Some London Underground carriages remained crowded on Monday despite a further fall in passenger numbers.
Passengers complained about the lack of space as they travelled to work, leading to them being unable to follow Government guidance to keep two metres away from others.
Transport for London (TfL) has called for its services to only be used for “essential journeys by vital workers in the NHS and other critical services”.
It said passenger numbers on Monday morning were down 94% compared with the same day last year.
Demand on the previous Monday was down 85% year-on-year.
But a Central line passenger, who did not want to be named, said there were “plenty of commuters” on the platform at Leytonstone station, east London on Monday morning.
She told the PA news agency: “People observed social distancing whilst on the platform but as soon as the train arrived everyone moved towards the doors.
“Perhaps there should be an announcement that commuters should take their time in getting on and off.”
Another woman who did not want to be named said she is concerned about her partner catching coronavirus on the Tube, particularly as they are both NHS nurses.
She commented: “My partner is an NHS registered nurse going to Westminster from Newbury Park Tube.
“It is so difficult to get a seat, even at 6am.
“I’m worried that she will catch the virus herself and get ill but also pass it on to her colleagues or me.
“I am also an intensive care and high dependency unit registered nurse.
“This will take us away from critically ill patients during this very trying time.
“We are already at reduced numbers of registered nurses in intensive care and high dependency units, even before Covid-19. Now the situation is worse.”
Train drivers’ union Aslef posted a video showing a crowded platform with passengers stood shoulder-to-shoulder waiting to board a service.
It also posted a message which read: “Shocking scenes again on London Underground this morning.

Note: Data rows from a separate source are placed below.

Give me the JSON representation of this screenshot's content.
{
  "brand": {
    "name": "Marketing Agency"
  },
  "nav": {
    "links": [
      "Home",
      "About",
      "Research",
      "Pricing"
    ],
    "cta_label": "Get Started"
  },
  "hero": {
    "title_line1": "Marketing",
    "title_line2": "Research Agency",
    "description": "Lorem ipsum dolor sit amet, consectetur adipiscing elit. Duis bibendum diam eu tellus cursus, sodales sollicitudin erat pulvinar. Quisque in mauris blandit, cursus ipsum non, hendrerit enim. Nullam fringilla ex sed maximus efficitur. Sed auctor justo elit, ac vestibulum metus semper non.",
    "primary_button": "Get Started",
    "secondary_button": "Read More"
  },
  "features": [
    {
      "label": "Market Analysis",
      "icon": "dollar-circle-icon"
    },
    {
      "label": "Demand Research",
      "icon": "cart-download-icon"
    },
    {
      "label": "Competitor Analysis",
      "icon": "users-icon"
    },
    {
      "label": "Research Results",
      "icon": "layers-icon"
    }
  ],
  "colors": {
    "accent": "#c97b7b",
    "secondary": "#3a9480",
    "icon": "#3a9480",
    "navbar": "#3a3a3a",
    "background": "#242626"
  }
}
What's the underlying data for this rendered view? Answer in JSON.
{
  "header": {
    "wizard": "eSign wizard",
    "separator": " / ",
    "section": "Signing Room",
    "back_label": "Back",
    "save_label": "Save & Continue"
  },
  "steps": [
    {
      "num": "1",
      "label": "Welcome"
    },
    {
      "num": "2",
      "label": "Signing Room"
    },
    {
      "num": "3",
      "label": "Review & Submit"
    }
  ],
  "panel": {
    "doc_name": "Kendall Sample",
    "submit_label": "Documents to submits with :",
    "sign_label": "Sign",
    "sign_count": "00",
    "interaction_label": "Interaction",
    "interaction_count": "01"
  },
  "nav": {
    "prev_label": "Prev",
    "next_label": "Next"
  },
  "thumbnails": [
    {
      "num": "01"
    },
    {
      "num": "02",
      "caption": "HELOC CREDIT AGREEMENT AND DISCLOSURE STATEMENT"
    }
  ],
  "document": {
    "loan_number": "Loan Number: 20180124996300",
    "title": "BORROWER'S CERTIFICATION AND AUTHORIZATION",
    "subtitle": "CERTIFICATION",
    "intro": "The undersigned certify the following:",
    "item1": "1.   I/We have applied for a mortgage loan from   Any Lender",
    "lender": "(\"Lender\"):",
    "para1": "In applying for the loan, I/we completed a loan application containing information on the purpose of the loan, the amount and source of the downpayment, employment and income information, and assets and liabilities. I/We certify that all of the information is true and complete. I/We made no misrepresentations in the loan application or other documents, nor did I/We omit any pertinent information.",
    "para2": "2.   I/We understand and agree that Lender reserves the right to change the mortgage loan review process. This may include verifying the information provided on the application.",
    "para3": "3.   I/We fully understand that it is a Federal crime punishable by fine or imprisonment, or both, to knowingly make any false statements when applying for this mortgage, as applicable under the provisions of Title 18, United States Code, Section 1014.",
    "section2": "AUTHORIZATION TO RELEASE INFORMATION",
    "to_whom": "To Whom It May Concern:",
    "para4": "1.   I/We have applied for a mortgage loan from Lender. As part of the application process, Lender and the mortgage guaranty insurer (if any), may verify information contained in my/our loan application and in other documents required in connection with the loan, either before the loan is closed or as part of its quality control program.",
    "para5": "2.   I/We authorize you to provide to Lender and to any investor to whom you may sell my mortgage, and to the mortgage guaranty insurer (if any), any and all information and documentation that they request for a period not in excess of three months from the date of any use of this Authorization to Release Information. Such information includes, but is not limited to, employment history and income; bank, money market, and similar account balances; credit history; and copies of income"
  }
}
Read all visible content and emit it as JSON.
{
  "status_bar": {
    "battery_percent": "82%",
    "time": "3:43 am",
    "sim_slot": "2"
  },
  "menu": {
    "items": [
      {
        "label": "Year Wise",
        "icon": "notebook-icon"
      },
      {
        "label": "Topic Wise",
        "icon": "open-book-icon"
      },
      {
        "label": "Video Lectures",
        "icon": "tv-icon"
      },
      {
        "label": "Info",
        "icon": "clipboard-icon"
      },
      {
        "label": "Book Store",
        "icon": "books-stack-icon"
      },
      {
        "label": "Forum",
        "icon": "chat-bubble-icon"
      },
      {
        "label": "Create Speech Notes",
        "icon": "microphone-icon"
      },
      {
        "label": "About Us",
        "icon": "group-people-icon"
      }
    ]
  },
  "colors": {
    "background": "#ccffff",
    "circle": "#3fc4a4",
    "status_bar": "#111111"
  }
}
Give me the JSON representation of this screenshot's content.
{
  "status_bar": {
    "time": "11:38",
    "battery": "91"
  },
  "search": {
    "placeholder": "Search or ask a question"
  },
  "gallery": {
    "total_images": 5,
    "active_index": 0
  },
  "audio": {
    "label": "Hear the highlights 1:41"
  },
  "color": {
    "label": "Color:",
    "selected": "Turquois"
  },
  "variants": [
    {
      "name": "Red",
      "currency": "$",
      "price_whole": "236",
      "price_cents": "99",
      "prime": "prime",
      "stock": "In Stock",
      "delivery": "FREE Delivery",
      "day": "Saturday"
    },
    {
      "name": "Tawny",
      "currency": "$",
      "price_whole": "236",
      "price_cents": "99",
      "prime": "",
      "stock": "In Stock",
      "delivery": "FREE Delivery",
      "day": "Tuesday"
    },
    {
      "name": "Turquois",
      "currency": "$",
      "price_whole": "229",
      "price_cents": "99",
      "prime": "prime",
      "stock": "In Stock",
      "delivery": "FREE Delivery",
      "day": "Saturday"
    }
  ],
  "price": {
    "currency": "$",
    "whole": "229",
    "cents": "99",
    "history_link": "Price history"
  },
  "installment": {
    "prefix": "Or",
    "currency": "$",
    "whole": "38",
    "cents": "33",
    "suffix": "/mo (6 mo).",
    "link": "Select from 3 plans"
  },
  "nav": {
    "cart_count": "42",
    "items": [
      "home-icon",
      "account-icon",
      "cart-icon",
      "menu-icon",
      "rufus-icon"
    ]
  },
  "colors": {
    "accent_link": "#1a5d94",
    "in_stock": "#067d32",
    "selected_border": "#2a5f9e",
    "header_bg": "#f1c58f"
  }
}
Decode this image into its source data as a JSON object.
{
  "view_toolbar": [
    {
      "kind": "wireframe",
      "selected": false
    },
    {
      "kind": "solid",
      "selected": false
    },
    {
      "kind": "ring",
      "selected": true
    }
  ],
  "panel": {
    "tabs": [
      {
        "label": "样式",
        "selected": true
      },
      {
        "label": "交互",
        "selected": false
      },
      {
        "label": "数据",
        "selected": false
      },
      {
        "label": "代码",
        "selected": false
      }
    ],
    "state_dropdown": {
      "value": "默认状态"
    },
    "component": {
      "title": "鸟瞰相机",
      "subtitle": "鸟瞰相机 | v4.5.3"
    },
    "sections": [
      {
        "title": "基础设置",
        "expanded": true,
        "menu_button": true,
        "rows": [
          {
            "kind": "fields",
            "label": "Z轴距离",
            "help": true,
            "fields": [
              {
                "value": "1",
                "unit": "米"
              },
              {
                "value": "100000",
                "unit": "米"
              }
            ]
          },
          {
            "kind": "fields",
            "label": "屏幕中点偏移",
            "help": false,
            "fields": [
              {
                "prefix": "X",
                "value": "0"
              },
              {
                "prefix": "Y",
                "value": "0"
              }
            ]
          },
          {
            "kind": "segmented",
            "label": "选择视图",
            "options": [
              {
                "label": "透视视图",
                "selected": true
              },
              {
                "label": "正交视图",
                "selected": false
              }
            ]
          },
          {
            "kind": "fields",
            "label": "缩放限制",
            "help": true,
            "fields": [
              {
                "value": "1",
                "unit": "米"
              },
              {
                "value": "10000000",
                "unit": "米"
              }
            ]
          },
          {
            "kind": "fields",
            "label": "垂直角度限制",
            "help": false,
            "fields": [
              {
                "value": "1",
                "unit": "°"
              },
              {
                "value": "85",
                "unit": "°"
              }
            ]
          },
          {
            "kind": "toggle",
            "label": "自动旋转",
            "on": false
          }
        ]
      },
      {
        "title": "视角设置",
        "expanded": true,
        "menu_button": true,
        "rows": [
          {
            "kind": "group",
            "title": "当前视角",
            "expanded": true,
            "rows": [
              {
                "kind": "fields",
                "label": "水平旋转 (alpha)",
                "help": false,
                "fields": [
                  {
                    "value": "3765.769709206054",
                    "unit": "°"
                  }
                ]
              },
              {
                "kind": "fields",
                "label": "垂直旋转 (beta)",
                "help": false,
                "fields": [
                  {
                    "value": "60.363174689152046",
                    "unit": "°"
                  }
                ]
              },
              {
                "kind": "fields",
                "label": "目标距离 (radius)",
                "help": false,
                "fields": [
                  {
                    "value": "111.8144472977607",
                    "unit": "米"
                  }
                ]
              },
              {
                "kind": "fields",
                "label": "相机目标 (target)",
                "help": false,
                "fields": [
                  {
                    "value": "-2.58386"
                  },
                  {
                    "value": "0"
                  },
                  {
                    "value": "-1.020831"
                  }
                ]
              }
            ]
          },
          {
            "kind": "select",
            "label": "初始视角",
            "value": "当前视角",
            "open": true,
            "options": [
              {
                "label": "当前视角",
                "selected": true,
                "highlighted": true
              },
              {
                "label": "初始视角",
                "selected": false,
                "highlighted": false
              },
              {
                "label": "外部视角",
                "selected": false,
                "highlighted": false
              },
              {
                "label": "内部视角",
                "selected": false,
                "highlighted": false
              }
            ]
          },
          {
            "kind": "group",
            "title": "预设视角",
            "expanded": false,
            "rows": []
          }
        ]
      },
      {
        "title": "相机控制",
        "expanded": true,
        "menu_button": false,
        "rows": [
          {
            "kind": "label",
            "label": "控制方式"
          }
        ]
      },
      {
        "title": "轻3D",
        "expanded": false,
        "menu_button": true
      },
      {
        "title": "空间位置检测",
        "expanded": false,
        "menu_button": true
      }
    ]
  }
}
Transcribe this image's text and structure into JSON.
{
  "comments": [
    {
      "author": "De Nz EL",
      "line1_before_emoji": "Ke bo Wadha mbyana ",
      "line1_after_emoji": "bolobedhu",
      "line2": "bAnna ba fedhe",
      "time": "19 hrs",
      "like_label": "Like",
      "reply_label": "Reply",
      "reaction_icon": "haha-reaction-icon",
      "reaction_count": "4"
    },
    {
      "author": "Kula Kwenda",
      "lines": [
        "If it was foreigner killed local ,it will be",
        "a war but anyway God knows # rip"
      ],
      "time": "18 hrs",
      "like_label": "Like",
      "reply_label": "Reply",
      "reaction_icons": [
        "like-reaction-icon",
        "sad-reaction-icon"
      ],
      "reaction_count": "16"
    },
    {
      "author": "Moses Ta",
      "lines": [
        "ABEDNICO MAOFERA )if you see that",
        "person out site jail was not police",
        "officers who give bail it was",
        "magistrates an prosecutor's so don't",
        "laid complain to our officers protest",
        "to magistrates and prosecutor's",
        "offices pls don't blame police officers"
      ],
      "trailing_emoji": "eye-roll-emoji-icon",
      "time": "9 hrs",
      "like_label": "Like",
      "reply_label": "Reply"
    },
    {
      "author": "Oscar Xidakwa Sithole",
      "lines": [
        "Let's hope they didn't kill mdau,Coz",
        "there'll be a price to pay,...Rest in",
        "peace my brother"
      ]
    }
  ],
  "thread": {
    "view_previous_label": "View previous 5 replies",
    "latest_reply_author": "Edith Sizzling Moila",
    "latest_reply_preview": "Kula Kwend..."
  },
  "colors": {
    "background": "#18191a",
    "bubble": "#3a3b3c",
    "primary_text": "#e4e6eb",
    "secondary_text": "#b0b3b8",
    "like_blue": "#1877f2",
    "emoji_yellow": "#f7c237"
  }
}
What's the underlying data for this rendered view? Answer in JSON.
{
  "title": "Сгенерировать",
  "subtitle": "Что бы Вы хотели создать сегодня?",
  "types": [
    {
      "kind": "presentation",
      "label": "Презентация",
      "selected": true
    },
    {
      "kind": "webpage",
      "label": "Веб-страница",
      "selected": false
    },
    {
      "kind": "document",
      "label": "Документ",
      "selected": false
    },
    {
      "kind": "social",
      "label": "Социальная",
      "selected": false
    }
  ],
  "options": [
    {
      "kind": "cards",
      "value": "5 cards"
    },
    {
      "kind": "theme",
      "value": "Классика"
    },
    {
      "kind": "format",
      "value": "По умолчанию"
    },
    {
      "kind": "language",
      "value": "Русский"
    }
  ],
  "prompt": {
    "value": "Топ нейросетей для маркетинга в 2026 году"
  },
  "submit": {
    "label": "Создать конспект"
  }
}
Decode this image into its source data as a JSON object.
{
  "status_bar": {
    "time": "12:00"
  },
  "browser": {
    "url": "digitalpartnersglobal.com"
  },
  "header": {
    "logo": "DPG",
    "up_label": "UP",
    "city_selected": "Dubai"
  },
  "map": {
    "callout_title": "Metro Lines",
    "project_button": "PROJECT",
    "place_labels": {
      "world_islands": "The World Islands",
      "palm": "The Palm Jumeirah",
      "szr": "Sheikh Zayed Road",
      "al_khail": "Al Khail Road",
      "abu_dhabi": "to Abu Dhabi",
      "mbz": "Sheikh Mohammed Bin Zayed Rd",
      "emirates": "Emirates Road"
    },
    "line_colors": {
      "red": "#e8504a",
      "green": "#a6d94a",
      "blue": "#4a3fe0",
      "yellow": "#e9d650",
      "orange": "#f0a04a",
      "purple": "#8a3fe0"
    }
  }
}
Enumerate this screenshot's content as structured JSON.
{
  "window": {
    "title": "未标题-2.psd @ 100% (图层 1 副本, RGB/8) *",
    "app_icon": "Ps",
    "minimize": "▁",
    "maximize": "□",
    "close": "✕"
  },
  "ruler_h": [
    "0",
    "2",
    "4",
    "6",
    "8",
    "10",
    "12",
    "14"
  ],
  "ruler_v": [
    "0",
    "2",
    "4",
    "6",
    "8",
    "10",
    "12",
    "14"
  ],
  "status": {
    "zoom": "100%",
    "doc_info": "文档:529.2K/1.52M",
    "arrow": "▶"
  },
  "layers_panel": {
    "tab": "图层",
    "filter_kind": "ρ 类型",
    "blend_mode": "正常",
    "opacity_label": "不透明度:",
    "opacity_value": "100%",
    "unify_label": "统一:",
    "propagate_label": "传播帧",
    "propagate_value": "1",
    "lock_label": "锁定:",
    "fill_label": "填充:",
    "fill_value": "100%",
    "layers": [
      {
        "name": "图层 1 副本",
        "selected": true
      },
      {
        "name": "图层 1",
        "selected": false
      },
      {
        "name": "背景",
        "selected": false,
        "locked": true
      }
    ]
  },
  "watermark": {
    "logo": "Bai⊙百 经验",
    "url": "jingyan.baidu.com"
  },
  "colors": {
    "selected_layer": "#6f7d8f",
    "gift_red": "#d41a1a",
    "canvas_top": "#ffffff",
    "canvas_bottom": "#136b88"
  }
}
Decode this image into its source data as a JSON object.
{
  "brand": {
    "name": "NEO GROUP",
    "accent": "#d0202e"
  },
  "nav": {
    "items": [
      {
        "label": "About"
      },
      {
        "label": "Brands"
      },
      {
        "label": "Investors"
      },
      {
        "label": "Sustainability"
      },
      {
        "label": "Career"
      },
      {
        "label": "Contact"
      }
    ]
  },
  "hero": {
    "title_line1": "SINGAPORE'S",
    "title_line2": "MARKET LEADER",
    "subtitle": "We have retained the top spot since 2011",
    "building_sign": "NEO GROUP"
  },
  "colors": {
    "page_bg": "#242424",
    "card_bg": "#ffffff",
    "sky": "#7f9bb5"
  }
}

Workers being forced to take unnecessary journeys by unscrupulous employers.
“Government must take action to close non-essential workplaces so our members can continue to provide safe services for key workers.”
Tube services have been reduced by around 50%.
Last week, Prime Minister Boris Johnson told MPs it should be possible to “run a better Tube system”.
But Mayor of London Sadiq Khan insisted “we cannot run more services” as a third of staff are ill or self-isolating.